A smart black suit and stylish Prada glasses are not quite what you’d expect from a West Point faculty member. But Elizabeth Samet is probably the first to recognize that she’s not the military academy norm.
Educated at elite institutions Harvard and Yale, Samet is one of the academy’s civilian professors of English. And nearly a decade after adjusting to military time and speaking in acronyms, it’s obvious her contributions appear to have as much influence on the battlefield as it does in the classroom.
In a lecture at Linderman Library on Feb. 7, Samet reflected on her experiences at West Point
, which is also the basis for her recent book Soldier’s Heart: Reading Literature through Peace and War at West Point
. The book provides sketches and portraits of students and military colleagues and reports on their communications with her as they move on in their careers, to and from war zones such as Iraq and, for some, to civilian life.
English courses at West Point—including composition and literature classes, genre and film courses—reflect both tales of war and otherwise. Great Expectations
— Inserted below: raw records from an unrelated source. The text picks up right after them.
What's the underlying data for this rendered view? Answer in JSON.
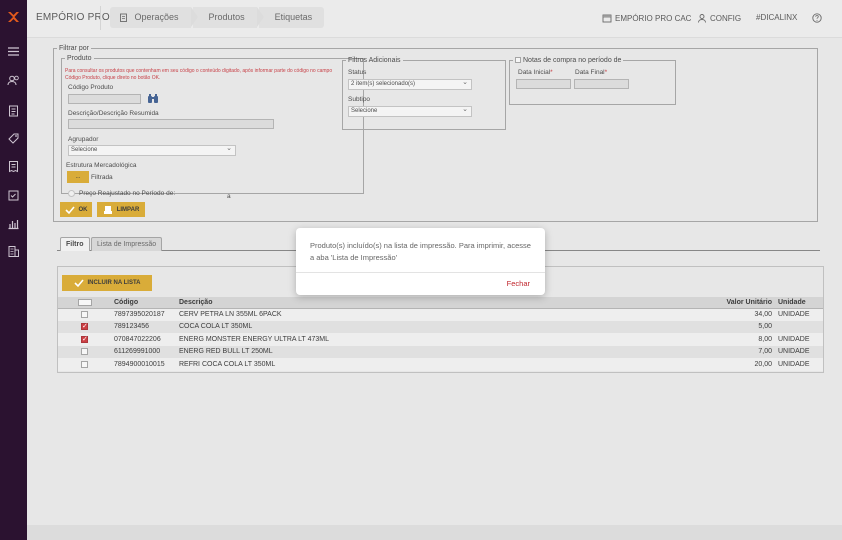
{
  "app": {
    "brand": "EMPÓRIO PRO"
  },
  "header": {
    "crumbs": [
      "Operações",
      "Produtos",
      "Etiquetas"
    ],
    "right": [
      "EMPÓRIO PRO CAC",
      "CONFIG",
      "#DICALINX"
    ]
  },
  "rail": {
    "icons": [
      "menu-icon",
      "users-icon",
      "clipboard-icon",
      "tag-icon",
      "receipt-icon",
      "checklist-icon",
      "chart-icon",
      "building-icon"
    ]
  },
  "filter": {
    "legend": "Filtrar por",
    "produto": {
      "legend": "Produto",
      "warning": "Para consultar os produtos que contenham em seu código o conteúdo digitado, após informar parte do código no campo Código Produto, clique direto no botão OK.",
      "codigo_label": "Código Produto",
      "descricao_label": "Descrição/Descrição Resumida",
      "agrupador_label": "Agrupador",
      "agrupador_value": "Selecione",
      "estrutura_label": "Estrutura Mercadológica",
      "filtrada_label": "Filtrada",
      "estrutura_btn": "...",
      "preco_label": "Preço Reajustado no Período de:",
      "preco_suffix": "a"
    },
    "adicionais": {
      "legend": "Filtros Adicionais",
      "status_label": "Status",
      "status_value": "2 item(s) selecionado(s)",
      "subtipo_label": "Subtipo",
      "subtipo_value": "Selecione"
    },
    "notas": {
      "legend": "Notas de compra no período de",
      "data_inicial": "Data Inicial",
      "data_final": "Data Final",
      "req": "*"
    },
    "ok_label": "OK",
    "limpar_label": "LIMPAR"
  },
  "tabs": [
    "Filtro",
    "Lista de Impressão"
  ],
  "list": {
    "incluir_label": "INCLUIR NA LISTA",
    "columns": [
      "Código",
      "Descrição",
      "Valor Unitário",
      "Unidade"
    ],
    "rows": [
      {
        "checked": false,
        "codigo": "7897395020187",
        "descricao": "CERV PETRA LN 355ML 6PACK",
        "valor": "34,00",
        "unidade": "UNIDADE"
      },
      {
        "checked": true,
        "codigo": "789123456",
        "descricao": "COCA COLA LT 350ML",
        "valor": "5,00",
        "unidade": ""
      },
      {
        "checked": true,
        "codigo": "070847022206",
        "descricao": "ENERG MONSTER ENERGY ULTRA LT 473ML",
        "valor": "8,00",
        "unidade": "UNIDADE"
      },
      {
        "checked": false,
        "codigo": "611269991000",
        "descricao": "ENERG RED BULL LT 250ML",
        "valor": "7,00",
        "unidade": "UNIDADE"
      },
      {
        "checked": false,
        "codigo": "7894900010015",
        "descricao": "REFRI COCA COLA LT 350ML",
        "valor": "20,00",
        "unidade": "UNIDADE"
      }
    ]
  },
  "modal": {
    "message": "Produto(s) incluído(s) na lista de impressão. Para imprimir, acesse a aba 'Lista de Impressão'",
    "close_label": "Fechar"
  },
  "colors": {
    "accent": "#d4a11e",
    "danger": "#c0262d",
    "rail": "#2b1230"
  }
}
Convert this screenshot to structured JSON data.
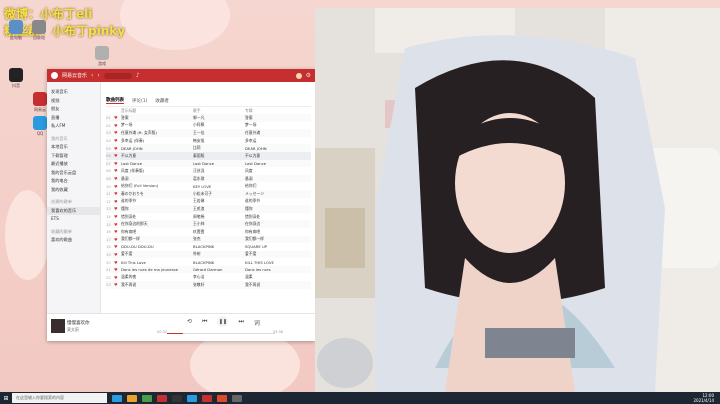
{
  "overlay": {
    "line1": "微博：小布丁eli",
    "line2": "粉丝群：小布丁pinky"
  },
  "colors": {
    "brand": "#c62f2f",
    "desktop_bg": "#f2c9c2"
  },
  "desktop_icons": [
    {
      "name": "此电脑",
      "color": "#5a8fc7"
    },
    {
      "name": "回收站",
      "color": "#888"
    },
    {
      "name": "网易云",
      "color": "#c62f2f"
    },
    {
      "name": "QQ",
      "color": "#2a9be0"
    },
    {
      "name": "抖音",
      "color": "#222"
    },
    {
      "name": "游戏",
      "color": "#b0b0b0"
    }
  ],
  "music_app": {
    "title": "网易云音乐",
    "sidebar": [
      {
        "label": "发现音乐"
      },
      {
        "label": "视频"
      },
      {
        "label": "朋友"
      },
      {
        "label": "直播"
      },
      {
        "label": "私人FM"
      },
      {
        "label": "我的音乐",
        "head": true
      },
      {
        "label": "本地音乐"
      },
      {
        "label": "下载管理"
      },
      {
        "label": "最近播放"
      },
      {
        "label": "我的音乐云盘"
      },
      {
        "label": "我的电台"
      },
      {
        "label": "我的收藏"
      },
      {
        "label": "创建的歌单",
        "head": true
      },
      {
        "label": "我喜欢的音乐",
        "selected": true
      },
      {
        "label": "ETS"
      },
      {
        "label": "收藏的歌单",
        "head": true
      },
      {
        "label": "喜欢的歌曲"
      }
    ],
    "tabs": [
      "歌曲列表",
      "评论(1)",
      "收藏者"
    ],
    "columns": [
      "",
      "",
      "音乐标题",
      "歌手",
      "专辑"
    ],
    "songs": [
      {
        "title": "答案",
        "artist": "郭一凡",
        "album": "答案"
      },
      {
        "title": "梦一场",
        "artist": "小阿枫",
        "album": "梦一场"
      },
      {
        "title": "任意外滩 (ft. 女声版)",
        "artist": "王一佳",
        "album": "任意外滩"
      },
      {
        "title": "多幸运 (伴奏)",
        "artist": "韩安旭",
        "album": "多幸运"
      },
      {
        "title": "DEAR JOHN",
        "artist": "比莉",
        "album": "DEAR JOHN"
      },
      {
        "title": "不以为意",
        "artist": "泰国版",
        "album": "不以为意"
      },
      {
        "title": "Lost Dance",
        "artist": "Lost Dance",
        "album": "Lost Dance"
      },
      {
        "title": "风度 (伴奏版)",
        "artist": "汪苏泷",
        "album": "风度"
      },
      {
        "title": "悬溺",
        "artist": "葛东琪",
        "album": "悬溺"
      },
      {
        "title": "给你们 (Full Version)",
        "artist": "KEY LOVE",
        "album": "给你们"
      },
      {
        "title": "春のかおりを",
        "artist": "小松未可子",
        "album": "メッセージ"
      },
      {
        "title": "谁的季节",
        "artist": "王若琳",
        "album": "谁的季节"
      },
      {
        "title": "懂你",
        "artist": "王贰浪",
        "album": "懂你"
      },
      {
        "title": "错到深处",
        "artist": "周笔畅",
        "album": "错到深处"
      },
      {
        "title": "在你身边的那天",
        "artist": "王小帅",
        "album": "在你身边"
      },
      {
        "title": "你有病吧",
        "artist": "玖壹壹",
        "album": "你有病吧"
      },
      {
        "title": "我们都一样",
        "artist": "张杰",
        "album": "我们都一样"
      },
      {
        "title": "DDU-DU DDU-DU",
        "artist": "BLACKPINK",
        "album": "SQUARE UP"
      },
      {
        "title": "爱不爱",
        "artist": "朴树",
        "album": "爱不爱"
      },
      {
        "title": "Kill This Love",
        "artist": "BLACKPINK",
        "album": "KILL THIS LOVE"
      },
      {
        "title": "Dans les rues de ma jeunesse",
        "artist": "Gérard Darmon",
        "album": "Dans les rues"
      },
      {
        "title": "温柔的夜",
        "artist": "李心洁",
        "album": "温柔"
      },
      {
        "title": "我不再说",
        "artist": "张敬轩",
        "album": "我不再说"
      }
    ],
    "playing_index": 5,
    "player": {
      "title": "慢慢喜欢你",
      "artist": "莫文蔚",
      "time_current": "00:32",
      "time_total": "03:36",
      "progress": 0.15
    }
  },
  "taskbar": {
    "search_placeholder": "在这里输入你要搜索的内容",
    "apps": [
      "#2a9be0",
      "#e8a12a",
      "#4a9b4a",
      "#c62f2f",
      "#333",
      "#2a9be0",
      "#c62f2f",
      "#e04a2a",
      "#666"
    ],
    "time": "12:00",
    "date": "2021/4/14"
  }
}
, War and Peace
and poetry such as Wallace Stevens’s “The Snow Man” are just a few of the many works she touched upon during her lecture, but her book is filled with compact readings of classic texts.
“Literary analysis demands slow, patient and careful exploration; it fosters an awareness of ambiguities and uncertainties that can’t be easily resolved; and it often encourages empathy for those very unlike yourself,” says associate professor of English Scott Paul Gordon
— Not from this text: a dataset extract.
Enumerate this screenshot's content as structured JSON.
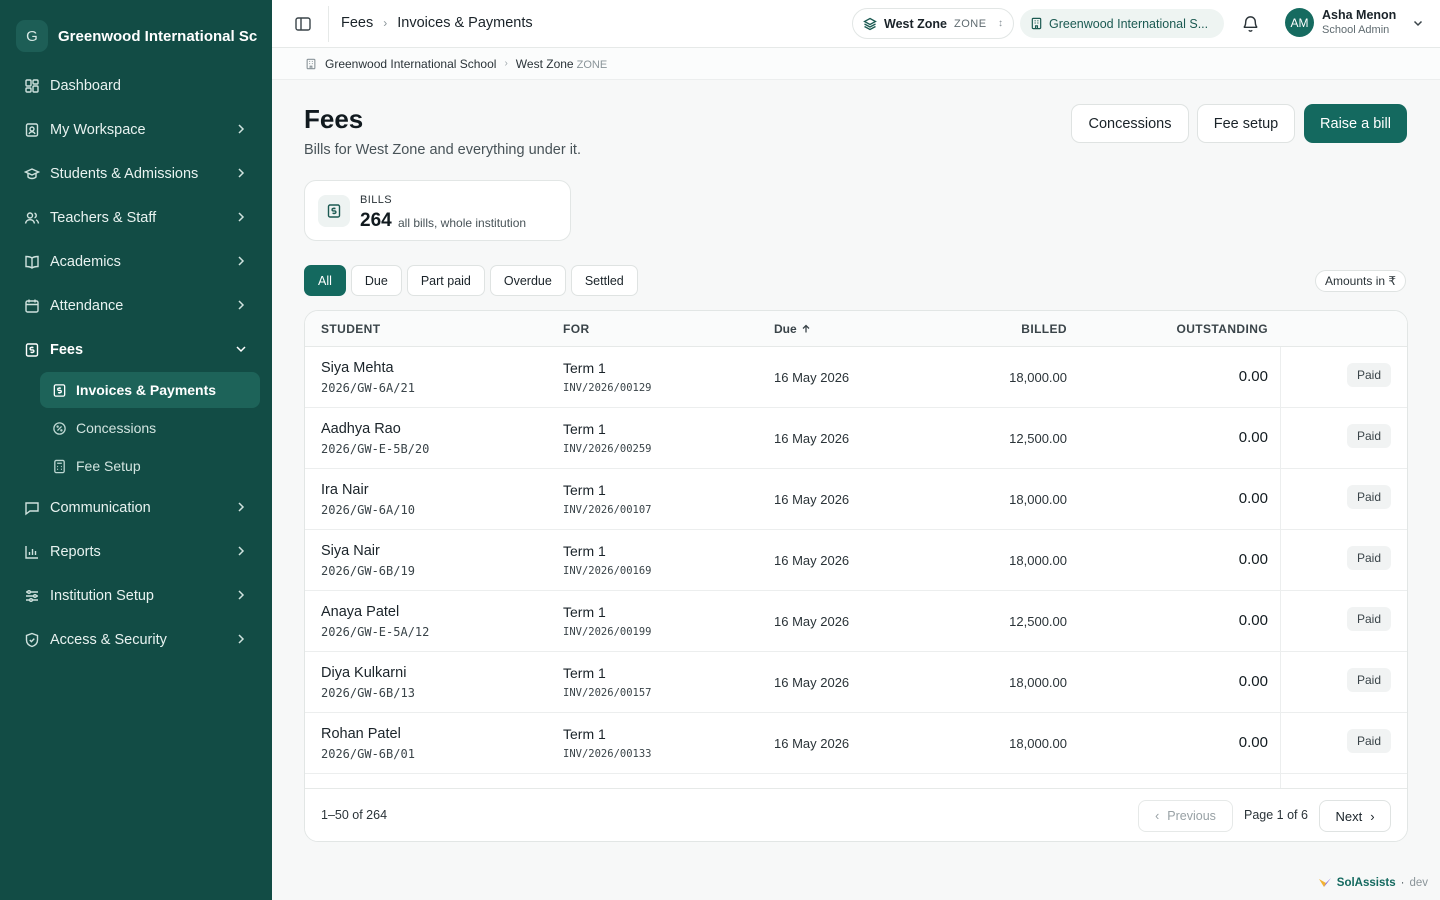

, who also served as Samet’s teaching fellow at Harvard University.
“These skills, Elizabeth found, were very different from those that her students had to develop in most of the rest of their military training—which required certainty, clarity, simplicity, lightening-quick decisions—and her students who went over to Iraq frequently reported back on the value of the ‘literary’ part of their West Point training,” he added.
Samet arrived at West Point before Sept. 11, 2001 when the country was at peace. “The brutal realities of their profession were far off for me and for them,” she says of that time. “Now we know the stakes are much higher.”
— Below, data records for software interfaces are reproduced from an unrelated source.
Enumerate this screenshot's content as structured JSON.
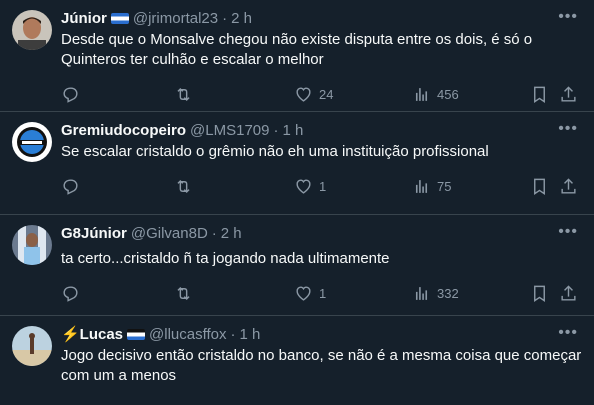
{
  "tweets": [
    {
      "name": "Júnior",
      "handle": "@jrimortal23",
      "dot": "·",
      "time": "2 h",
      "text": "Desde que o Monsalve chegou não existe disputa entre os dois, é só o Quinteros ter culhão e escalar o melhor",
      "likes": "24",
      "views": "456"
    },
    {
      "name": "Gremiudocopeiro",
      "handle": "@LMS1709",
      "dot": "·",
      "time": "1 h",
      "text": "Se escalar cristaldo o grêmio não eh uma instituição profissional",
      "likes": "1",
      "views": "75"
    },
    {
      "name": "G8Júnior",
      "handle": "@Gilvan8D",
      "dot": "·",
      "time": "2 h",
      "text": "ta certo...cristaldo ñ ta jogando nada ultimamente",
      "likes": "1",
      "views": "332"
    },
    {
      "name": "⚡Lucas",
      "handle": "@llucasffox",
      "dot": "·",
      "time": "1 h",
      "text": "Jogo decisivo então cristaldo no banco, se não é a mesma coisa que começar com um a menos",
      "likes": "",
      "views": ""
    }
  ],
  "colors": {
    "background": "#15202b",
    "secondary_text": "#8b98a5",
    "divider": "#38444d"
  },
  "icons": [
    "reply-icon",
    "retweet-icon",
    "like-icon",
    "views-icon",
    "bookmark-icon",
    "share-icon",
    "more-icon"
  ]
}
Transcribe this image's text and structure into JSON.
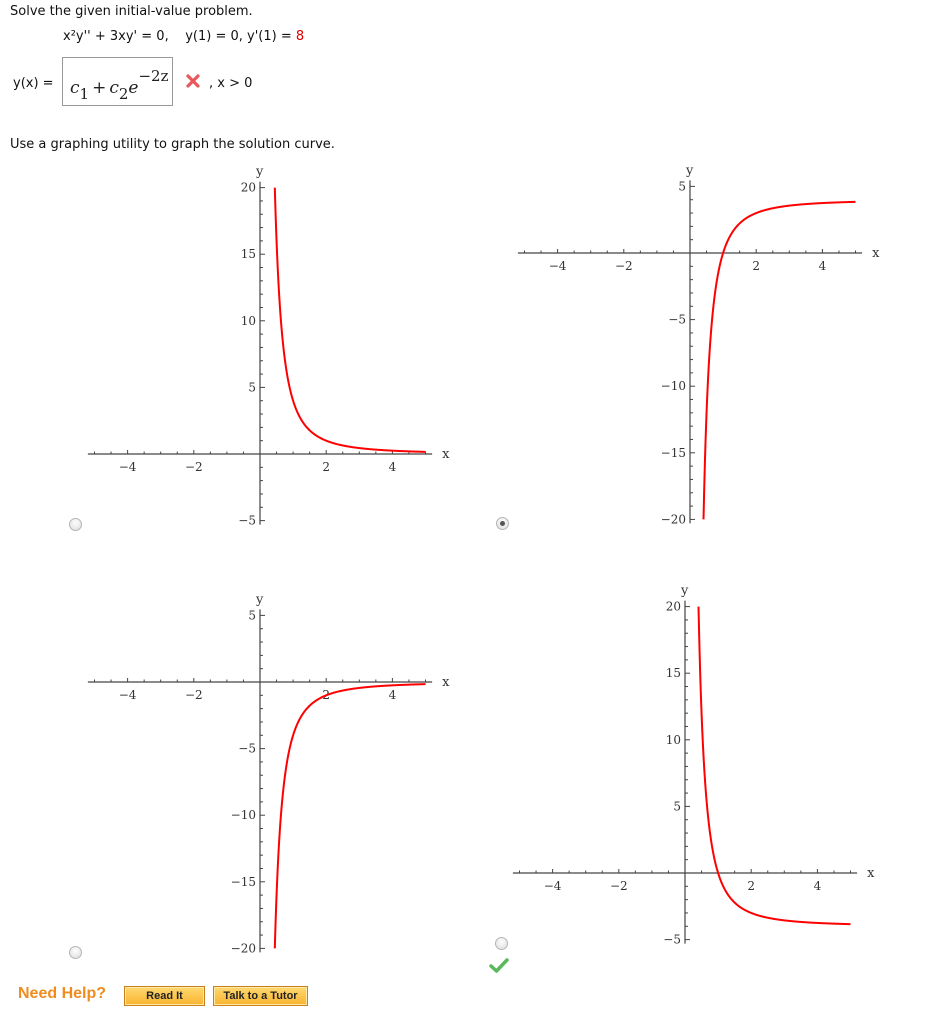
{
  "question": {
    "prompt": "Solve the given initial-value problem.",
    "equation": "x²y'' + 3xy' = 0,",
    "initial_conditions": "y(1) = 0, y'(1) = ",
    "initial_condition_highlight": "8",
    "answer_label": "y(x) =",
    "answer": {
      "c1": "c",
      "c1_sub": "1",
      "plus": "+",
      "c2": "c",
      "c2_sub": "2",
      "base": "e",
      "exponent": "−2z"
    },
    "answer_status": "incorrect",
    "domain_note": ", x > 0",
    "graph_prompt": "Use a graphing utility to graph the solution curve."
  },
  "colors": {
    "curve": "#ff0000",
    "wrong": "#e8585a",
    "correct": "#5cb85c",
    "help_text": "#f08c1e"
  },
  "chart_data": [
    {
      "type": "line",
      "option_index": 1,
      "selected": false,
      "correct": false,
      "function": "y = 4/x^2",
      "xlabel": "x",
      "ylabel": "y",
      "xlim": [
        -5.2,
        5.2
      ],
      "ylim": [
        -5,
        20
      ],
      "x_ticks": [
        -4,
        -2,
        2,
        4
      ],
      "y_ticks": [
        20,
        15,
        10,
        5,
        -5
      ],
      "x_tick_labels": [
        "−4",
        "−2",
        "2",
        "4"
      ],
      "y_tick_labels": [
        "20",
        "15",
        "10",
        "5",
        "−5"
      ],
      "curve_domain": [
        0.447,
        5
      ]
    },
    {
      "type": "line",
      "option_index": 2,
      "selected": true,
      "correct": false,
      "function": "y = 4 - 4/x^2",
      "xlabel": "x",
      "ylabel": "y",
      "xlim": [
        -5.2,
        5.2
      ],
      "ylim": [
        -20,
        5
      ],
      "x_ticks": [
        -4,
        -2,
        2,
        4
      ],
      "y_ticks": [
        5,
        -5,
        -10,
        -15,
        -20
      ],
      "x_tick_labels": [
        "−4",
        "−2",
        "2",
        "4"
      ],
      "y_tick_labels": [
        "5",
        "−5",
        "−10",
        "−15",
        "−20"
      ],
      "curve_domain": [
        0.408,
        5
      ]
    },
    {
      "type": "line",
      "option_index": 3,
      "selected": false,
      "correct": false,
      "function": "y = -4/x^2",
      "xlabel": "x",
      "ylabel": "y",
      "xlim": [
        -5.2,
        5.2
      ],
      "ylim": [
        -20,
        5
      ],
      "x_ticks": [
        -4,
        -2,
        2,
        4
      ],
      "y_ticks": [
        5,
        -5,
        -10,
        -15,
        -20
      ],
      "x_tick_labels": [
        "−4",
        "−2",
        "2",
        "4"
      ],
      "y_tick_labels": [
        "5",
        "−5",
        "−10",
        "−15",
        "−20"
      ],
      "curve_domain": [
        0.447,
        5
      ]
    },
    {
      "type": "line",
      "option_index": 4,
      "selected": false,
      "correct": true,
      "function": "y = -4 + 4/x^2",
      "xlabel": "x",
      "ylabel": "y",
      "xlim": [
        -5.2,
        5.2
      ],
      "ylim": [
        -5,
        20
      ],
      "x_ticks": [
        -4,
        -2,
        2,
        4
      ],
      "y_ticks": [
        20,
        15,
        10,
        5,
        -5
      ],
      "x_tick_labels": [
        "−4",
        "−2",
        "2",
        "4"
      ],
      "y_tick_labels": [
        "20",
        "15",
        "10",
        "5",
        "−5"
      ],
      "curve_domain": [
        0.408,
        5
      ]
    }
  ],
  "help": {
    "label": "Need Help?",
    "read_it": "Read It",
    "talk_to_tutor": "Talk to a Tutor"
  }
}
In the post-9/11 environment at West Point, she carried on as usual, but the literature she introduced in the classroom began to have a different context. “This intellectual commitment turned into an emotional one as well,” she said.
Even the study of Macbeth prompted cadets to question how they thought of their world and how others saw them. During a discussion one cadet responded, “I don’t consider myself as a ‘nonthinking slasher’. And I don’t think Iraq is going to turn me into one.”
These interactions with the cadets began to “humanize them,” she said, while at the same time they humanized her. “This is indicative of a society where fewer people know who does the fighting for them,” said Samet.
Today, Samet’s relationship with her students transcends the classroom, as her e-mail inbox fills with messages from former cadets, with subject lines such as “Greetings from Mosul.” She shared stories of students connecting with her from Iraq and Afghanistan, who draw upon passages from poems and characters from novels to better understand their own place in life or their role in combat.
For many, they wrestle with ambiguity, and realize there are no easy solutions to the obstacles they face. “I’ve come to think of literature in different ways and serving a different purpose,” Samet said. “People bring with them whatever they take away from class to war.”
“I like to think that I’m arming you with something you need. Something you’ll find valuable,” she tells her students—both current and former. “I like this idea of books as weapons.”
Samet’s lecture was sponsored by Friends of the Lehigh Libraries
and co-sponsored by Faculty Development, the Humanities Center
and the English department